  8. "Estonian Ministers Got Encrypted iPhones". Retrieved 2015-05-07.<templatestyles src="Module:Citation/CS1/styles.css"></templatestyles>
  9. "Leaks show Estonian law enforcement agencies may be using FinFisher". Retrieved 2015-05-07.<templatestyles src="Module:Citation/CS1/styles.css"></templatestyles>
  10. "Information Board Asks ISS to Investigate its Staff in Possible Embezzlement Case". Retrieved 2015-05-07.<templatestyles src="Module:Citation/CS1/styles.css"></templatestyles>

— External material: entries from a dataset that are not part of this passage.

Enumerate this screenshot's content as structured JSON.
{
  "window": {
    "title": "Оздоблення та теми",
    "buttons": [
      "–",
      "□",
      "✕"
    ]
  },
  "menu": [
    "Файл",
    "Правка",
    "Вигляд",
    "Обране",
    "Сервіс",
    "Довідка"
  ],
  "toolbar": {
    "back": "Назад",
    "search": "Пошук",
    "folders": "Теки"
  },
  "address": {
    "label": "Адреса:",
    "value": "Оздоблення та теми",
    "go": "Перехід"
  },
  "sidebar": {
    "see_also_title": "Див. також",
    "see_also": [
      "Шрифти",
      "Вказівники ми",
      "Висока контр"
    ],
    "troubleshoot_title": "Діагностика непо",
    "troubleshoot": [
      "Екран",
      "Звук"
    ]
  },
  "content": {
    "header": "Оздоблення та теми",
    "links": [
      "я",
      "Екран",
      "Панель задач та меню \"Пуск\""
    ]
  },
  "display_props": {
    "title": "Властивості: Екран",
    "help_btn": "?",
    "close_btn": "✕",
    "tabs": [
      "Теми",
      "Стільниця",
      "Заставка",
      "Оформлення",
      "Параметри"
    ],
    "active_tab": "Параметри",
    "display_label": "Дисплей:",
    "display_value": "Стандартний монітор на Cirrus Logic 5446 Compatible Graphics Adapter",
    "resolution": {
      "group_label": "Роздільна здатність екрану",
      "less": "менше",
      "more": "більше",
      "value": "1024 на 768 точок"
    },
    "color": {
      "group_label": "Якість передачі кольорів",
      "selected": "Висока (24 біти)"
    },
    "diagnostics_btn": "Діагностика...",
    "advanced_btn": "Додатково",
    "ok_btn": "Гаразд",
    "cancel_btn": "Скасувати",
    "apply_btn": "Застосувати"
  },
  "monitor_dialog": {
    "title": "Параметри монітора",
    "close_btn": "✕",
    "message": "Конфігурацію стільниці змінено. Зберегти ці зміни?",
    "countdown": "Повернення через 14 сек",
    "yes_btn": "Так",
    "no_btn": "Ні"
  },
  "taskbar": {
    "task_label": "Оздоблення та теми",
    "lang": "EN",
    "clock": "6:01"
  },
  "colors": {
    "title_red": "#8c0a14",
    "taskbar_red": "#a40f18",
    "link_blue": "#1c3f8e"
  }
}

  11. "Former Secret Service Staff Handed Jail Terms For Embezzlement". Retrieved 2015-05-07.<templatestyles src="Module:Citation/CS1/styles.css"></templatestyles>